- _ABOUT THIS EXERCISE_
Restate the listing in full, keeping every word as it is.

- _INPUT DATA_
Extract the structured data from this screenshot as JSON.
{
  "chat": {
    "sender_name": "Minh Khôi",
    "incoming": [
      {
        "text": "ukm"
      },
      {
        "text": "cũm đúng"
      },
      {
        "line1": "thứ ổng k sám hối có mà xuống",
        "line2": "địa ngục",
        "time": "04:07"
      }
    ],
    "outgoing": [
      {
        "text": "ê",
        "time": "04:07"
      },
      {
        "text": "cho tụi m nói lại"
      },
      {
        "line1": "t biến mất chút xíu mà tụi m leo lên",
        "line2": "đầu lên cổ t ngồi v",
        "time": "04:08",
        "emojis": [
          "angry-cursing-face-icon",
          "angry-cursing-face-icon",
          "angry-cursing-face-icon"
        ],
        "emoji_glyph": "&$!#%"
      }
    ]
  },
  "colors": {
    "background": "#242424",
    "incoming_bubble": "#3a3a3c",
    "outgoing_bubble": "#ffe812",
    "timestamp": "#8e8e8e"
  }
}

- _TASK RESULT_
Extract the structured data from this screenshot as JSON.
{
  "chat": {
    "sender_name": "Minh Khôi",
    "incoming": [
      {
        "text": "ukm"
      },
      {
        "text": "cũm đúng"
      },
      {
        "line1": "thứ ổng k sám hối có mà xuống",
        "line2": "địa ngục",
        "time": "04:07"
      }
    ],
    "outgoing": [
      {
        "text": "ê",
        "time": "04:07"
      },
      {
        "text": "cho tụi m nói lại"
      },
      {
        "line1": "t biến mất chút xíu mà tụi m leo lên",
        "line2": "đầu lên cổ t ngồi v",
        "time": "04:08",
        "emojis": [
          "angry-cursing-face-icon",
          "angry-cursing-face-icon",
          "angry-cursing-face-icon"
        ],
        "emoji_glyph": "&$!#%"
      }
    ]
  },
  "colors": {
    "background": "#242424",
    "incoming_bubble": "#3a3a3c",
    "outgoing_bubble": "#ffe812",
    "timestamp": "#8e8e8e"
  }
}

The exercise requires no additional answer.